ENTRIES SUPPLIED below:

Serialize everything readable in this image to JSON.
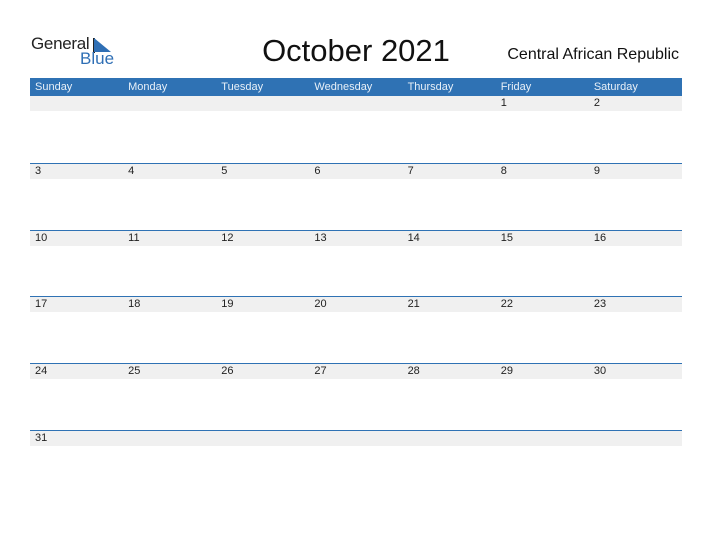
{
  "logo": {
    "line1": "General",
    "line2": "Blue"
  },
  "title": "October 2021",
  "country": "Central African Republic",
  "colors": {
    "accent": "#2f72b4",
    "strip": "#f0f0f0"
  },
  "weekdays": [
    "Sunday",
    "Monday",
    "Tuesday",
    "Wednesday",
    "Thursday",
    "Friday",
    "Saturday"
  ],
  "weeks": [
    [
      "",
      "",
      "",
      "",
      "",
      "1",
      "2"
    ],
    [
      "3",
      "4",
      "5",
      "6",
      "7",
      "8",
      "9"
    ],
    [
      "10",
      "11",
      "12",
      "13",
      "14",
      "15",
      "16"
    ],
    [
      "17",
      "18",
      "19",
      "20",
      "21",
      "22",
      "23"
    ],
    [
      "24",
      "25",
      "26",
      "27",
      "28",
      "29",
      "30"
    ],
    [
      "31",
      "",
      "",
      "",
      "",
      "",
      ""
    ]
  ]
}
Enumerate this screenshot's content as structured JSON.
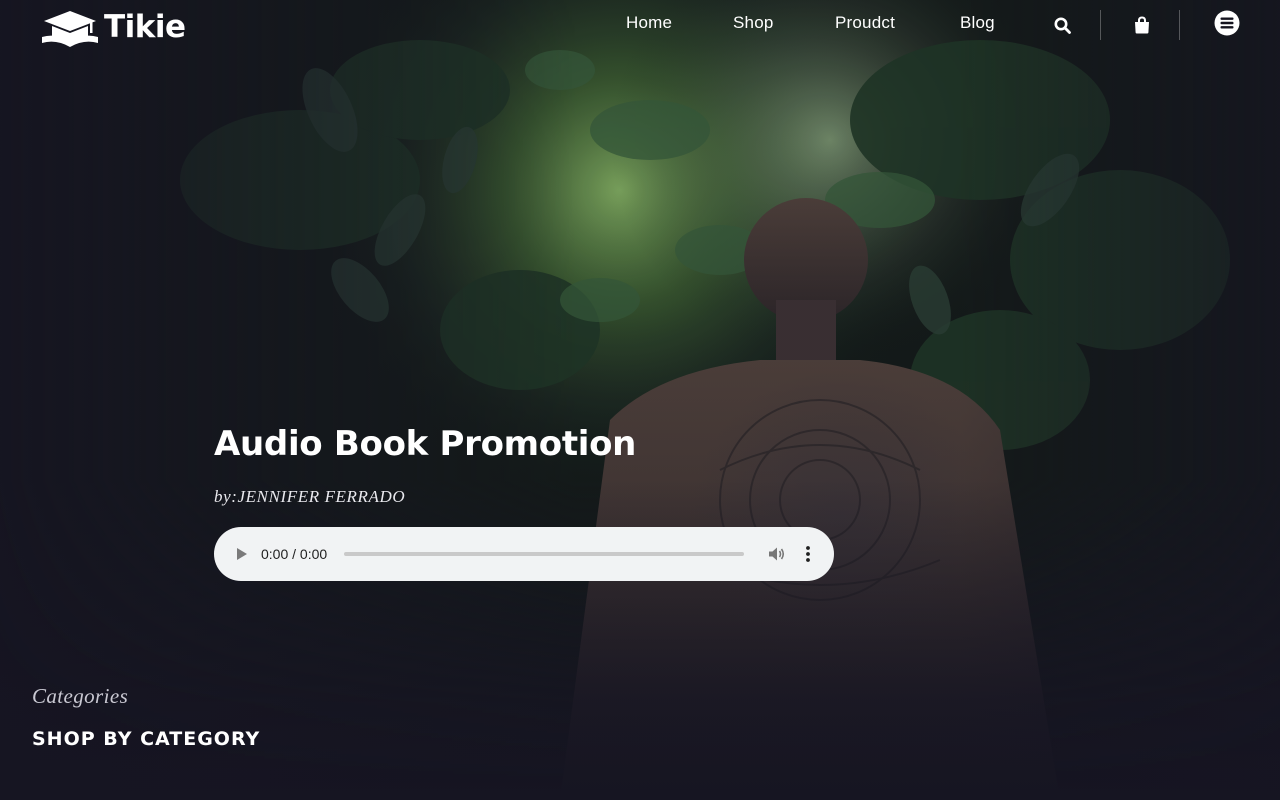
{
  "brand": {
    "name": "Tikie",
    "logo_icon": "book-cap-icon"
  },
  "nav": {
    "items": [
      {
        "label": "Home"
      },
      {
        "label": "Shop"
      },
      {
        "label": "Proudct"
      },
      {
        "label": "Blog"
      }
    ],
    "icons": [
      "search-icon",
      "shopping-bag-icon",
      "hamburger-menu-icon"
    ]
  },
  "hero": {
    "title": "Audio Book Promotion",
    "author": "by:JENNIFER FERRADO",
    "background": "forest-path-photo"
  },
  "audio_player": {
    "time_display": "0:00 / 0:00",
    "progress": 0,
    "icons": [
      "play-icon",
      "volume-icon",
      "more-options-icon"
    ]
  },
  "categories": {
    "eyebrow": "Categories",
    "heading": "SHOP BY CATEGORY"
  },
  "colors": {
    "page_background": "#15141f",
    "text_primary": "#ffffff",
    "player_background": "#f1f3f4"
  }
}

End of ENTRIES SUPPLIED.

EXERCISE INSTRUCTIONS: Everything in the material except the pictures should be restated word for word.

OUTPUT BELOW:
Serialize everything readable in this image to JSON.
{
  "logo": {
    "line1": "General",
    "line2": "Blue"
  },
  "title": "October 2021",
  "country": "Central African Republic",
  "colors": {
    "accent": "#2f72b4",
    "strip": "#f0f0f0"
  },
  "weekdays": [
    "Sunday",
    "Monday",
    "Tuesday",
    "Wednesday",
    "Thursday",
    "Friday",
    "Saturday"
  ],
  "weeks": [
    [
      "",
      "",
      "",
      "",
      "",
      "1",
      "2"
    ],
    [
      "3",
      "4",
      "5",
      "6",
      "7",
      "8",
      "9"
    ],
    [
      "10",
      "11",
      "12",
      "13",
      "14",
      "15",
      "16"
    ],
    [
      "17",
      "18",
      "19",
      "20",
      "21",
      "22",
      "23"
    ],
    [
      "24",
      "25",
      "26",
      "27",
      "28",
      "29",
      "30"
    ],
    [
      "31",
      "",
      "",
      "",
      "",
      "",
      ""
    ]
  ]
}
Enumerate this screenshot's content as structured JSON.
{
  "brand": {
    "name": "Tikie",
    "logo_icon": "book-cap-icon"
  },
  "nav": {
    "items": [
      {
        "label": "Home"
      },
      {
        "label": "Shop"
      },
      {
        "label": "Proudct"
      },
      {
        "label": "Blog"
      }
    ],
    "icons": [
      "search-icon",
      "shopping-bag-icon",
      "hamburger-menu-icon"
    ]
  },
  "hero": {
    "title": "Audio Book Promotion",
    "author": "by:JENNIFER FERRADO",
    "background": "forest-path-photo"
  },
  "audio_player": {
    "time_display": "0:00 / 0:00",
    "progress": 0,
    "icons": [
      "play-icon",
      "volume-icon",
      "more-options-icon"
    ]
  },
  "categories": {
    "eyebrow": "Categories",
    "heading": "SHOP BY CATEGORY"
  },
  "colors": {
    "page_background": "#15141f",
    "text_primary": "#ffffff",
    "player_background": "#f1f3f4"
  }
}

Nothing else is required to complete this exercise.